INSTRUCTIONS FOR THE TASK: Among the entries below, find the lines holding "Documents" and copy them.

########################################

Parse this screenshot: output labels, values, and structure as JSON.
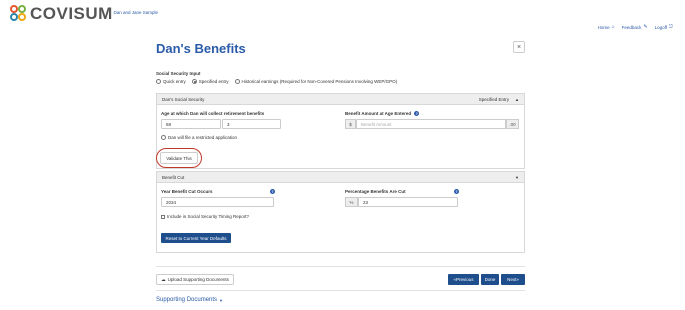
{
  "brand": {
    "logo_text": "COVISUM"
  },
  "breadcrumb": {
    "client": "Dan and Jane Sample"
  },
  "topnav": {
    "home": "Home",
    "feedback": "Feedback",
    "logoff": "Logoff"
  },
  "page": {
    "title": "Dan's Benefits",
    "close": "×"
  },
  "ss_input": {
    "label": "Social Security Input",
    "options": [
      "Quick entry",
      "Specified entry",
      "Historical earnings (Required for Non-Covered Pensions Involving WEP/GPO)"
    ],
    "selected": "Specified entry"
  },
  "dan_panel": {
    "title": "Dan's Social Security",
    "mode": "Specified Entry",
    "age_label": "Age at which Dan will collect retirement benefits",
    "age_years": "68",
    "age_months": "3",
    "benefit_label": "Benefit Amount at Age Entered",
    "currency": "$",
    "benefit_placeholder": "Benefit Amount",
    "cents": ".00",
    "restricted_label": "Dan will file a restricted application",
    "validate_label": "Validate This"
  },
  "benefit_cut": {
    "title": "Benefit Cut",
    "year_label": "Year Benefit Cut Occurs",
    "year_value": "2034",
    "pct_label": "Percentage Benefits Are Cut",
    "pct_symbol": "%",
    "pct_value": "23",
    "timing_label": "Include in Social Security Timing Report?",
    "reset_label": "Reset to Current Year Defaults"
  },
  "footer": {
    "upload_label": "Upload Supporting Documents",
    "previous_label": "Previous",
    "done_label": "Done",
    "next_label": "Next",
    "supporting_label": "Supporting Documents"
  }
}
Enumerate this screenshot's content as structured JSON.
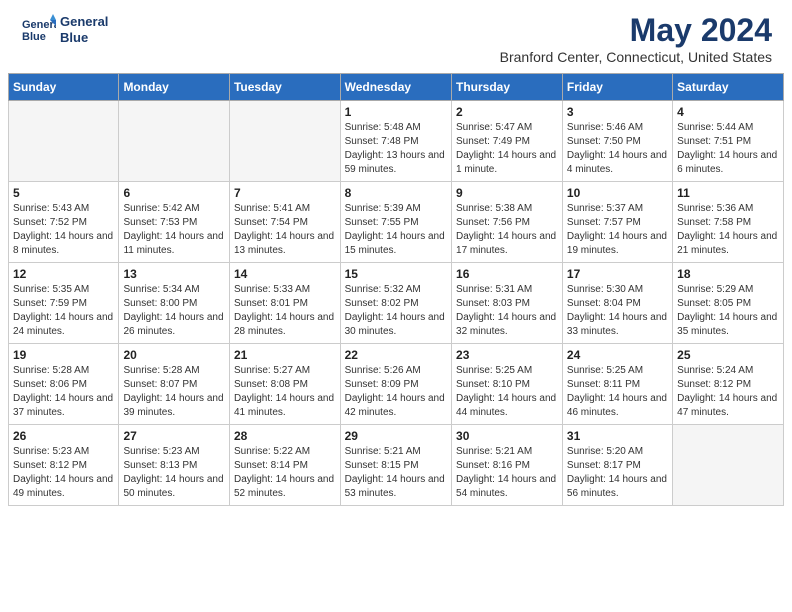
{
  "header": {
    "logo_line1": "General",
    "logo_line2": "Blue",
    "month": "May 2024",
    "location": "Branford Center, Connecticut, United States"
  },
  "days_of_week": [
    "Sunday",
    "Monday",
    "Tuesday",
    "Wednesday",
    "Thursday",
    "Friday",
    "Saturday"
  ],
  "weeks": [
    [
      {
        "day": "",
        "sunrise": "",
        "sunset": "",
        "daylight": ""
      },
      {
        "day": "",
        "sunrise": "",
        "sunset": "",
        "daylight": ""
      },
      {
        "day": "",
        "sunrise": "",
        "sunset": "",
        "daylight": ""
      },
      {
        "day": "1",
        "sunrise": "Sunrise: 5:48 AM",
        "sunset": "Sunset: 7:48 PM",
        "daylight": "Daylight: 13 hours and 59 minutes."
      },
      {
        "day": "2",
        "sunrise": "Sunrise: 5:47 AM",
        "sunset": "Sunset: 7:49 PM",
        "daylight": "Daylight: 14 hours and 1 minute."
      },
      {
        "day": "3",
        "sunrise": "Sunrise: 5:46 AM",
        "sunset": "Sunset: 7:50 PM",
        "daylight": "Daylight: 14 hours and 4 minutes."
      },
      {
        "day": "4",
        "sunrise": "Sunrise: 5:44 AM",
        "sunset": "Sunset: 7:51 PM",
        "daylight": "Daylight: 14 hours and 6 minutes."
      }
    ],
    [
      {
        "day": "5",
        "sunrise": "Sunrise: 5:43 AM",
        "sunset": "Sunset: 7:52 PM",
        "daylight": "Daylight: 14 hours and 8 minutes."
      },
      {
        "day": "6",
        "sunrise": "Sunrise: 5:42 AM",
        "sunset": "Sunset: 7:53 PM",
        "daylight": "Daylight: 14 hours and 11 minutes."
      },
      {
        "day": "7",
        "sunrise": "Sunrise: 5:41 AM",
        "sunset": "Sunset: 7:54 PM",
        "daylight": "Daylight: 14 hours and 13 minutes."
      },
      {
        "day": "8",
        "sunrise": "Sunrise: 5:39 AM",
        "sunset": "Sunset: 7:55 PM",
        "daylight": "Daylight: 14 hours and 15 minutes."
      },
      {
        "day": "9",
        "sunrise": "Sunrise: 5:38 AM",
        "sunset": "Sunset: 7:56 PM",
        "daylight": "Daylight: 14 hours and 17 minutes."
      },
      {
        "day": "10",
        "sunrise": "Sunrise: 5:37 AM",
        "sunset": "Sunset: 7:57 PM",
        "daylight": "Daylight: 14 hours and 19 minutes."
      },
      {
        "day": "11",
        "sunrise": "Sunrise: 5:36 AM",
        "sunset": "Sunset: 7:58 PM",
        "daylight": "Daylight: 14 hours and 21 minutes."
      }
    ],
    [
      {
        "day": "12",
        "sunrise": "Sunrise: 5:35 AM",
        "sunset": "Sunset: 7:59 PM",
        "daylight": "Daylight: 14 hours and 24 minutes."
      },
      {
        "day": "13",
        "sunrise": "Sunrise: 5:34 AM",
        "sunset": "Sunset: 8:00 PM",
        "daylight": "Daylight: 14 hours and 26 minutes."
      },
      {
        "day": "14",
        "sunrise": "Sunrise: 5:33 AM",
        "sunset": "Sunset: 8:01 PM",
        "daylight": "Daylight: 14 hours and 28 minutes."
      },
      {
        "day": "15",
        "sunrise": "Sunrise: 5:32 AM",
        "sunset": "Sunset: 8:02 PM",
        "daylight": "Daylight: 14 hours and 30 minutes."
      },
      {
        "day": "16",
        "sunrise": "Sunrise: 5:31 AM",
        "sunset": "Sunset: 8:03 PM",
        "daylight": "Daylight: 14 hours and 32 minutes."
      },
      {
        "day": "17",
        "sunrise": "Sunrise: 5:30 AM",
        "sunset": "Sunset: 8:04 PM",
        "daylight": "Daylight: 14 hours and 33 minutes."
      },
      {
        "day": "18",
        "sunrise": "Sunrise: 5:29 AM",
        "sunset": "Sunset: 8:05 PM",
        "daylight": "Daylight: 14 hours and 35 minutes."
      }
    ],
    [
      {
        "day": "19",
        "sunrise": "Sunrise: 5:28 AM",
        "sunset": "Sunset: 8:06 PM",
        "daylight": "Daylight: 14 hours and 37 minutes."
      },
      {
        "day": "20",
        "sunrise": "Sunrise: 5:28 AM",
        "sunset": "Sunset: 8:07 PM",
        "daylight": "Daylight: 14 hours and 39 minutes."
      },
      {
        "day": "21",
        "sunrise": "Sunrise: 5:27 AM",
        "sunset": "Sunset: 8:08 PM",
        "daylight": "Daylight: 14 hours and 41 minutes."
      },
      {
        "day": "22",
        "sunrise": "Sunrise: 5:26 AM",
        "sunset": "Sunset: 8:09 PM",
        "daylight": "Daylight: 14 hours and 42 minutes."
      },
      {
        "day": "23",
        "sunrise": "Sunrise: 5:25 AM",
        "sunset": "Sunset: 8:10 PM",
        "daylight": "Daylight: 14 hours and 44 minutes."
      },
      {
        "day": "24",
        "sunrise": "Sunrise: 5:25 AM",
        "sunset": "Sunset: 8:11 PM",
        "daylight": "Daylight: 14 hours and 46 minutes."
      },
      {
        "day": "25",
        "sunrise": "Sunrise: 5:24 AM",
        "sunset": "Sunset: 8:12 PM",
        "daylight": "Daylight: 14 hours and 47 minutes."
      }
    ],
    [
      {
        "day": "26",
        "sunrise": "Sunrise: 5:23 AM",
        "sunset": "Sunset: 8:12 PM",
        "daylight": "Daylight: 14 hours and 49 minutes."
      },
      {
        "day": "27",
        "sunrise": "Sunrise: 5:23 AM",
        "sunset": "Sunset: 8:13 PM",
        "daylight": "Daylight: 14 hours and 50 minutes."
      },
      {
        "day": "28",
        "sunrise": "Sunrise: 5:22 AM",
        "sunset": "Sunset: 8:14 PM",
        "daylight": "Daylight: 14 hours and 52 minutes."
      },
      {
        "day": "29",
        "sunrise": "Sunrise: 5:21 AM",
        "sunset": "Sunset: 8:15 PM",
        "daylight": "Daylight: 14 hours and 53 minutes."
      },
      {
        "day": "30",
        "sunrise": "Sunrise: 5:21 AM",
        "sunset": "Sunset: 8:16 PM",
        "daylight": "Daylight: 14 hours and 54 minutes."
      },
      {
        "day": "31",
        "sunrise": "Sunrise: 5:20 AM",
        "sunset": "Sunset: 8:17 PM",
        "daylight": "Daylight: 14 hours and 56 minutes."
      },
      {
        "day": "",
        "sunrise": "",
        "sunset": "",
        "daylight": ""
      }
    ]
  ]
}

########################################

YOUR RESPONSE:
    "upload_label": "Upload Supporting Documents",
    "supporting_label": "Supporting Documents"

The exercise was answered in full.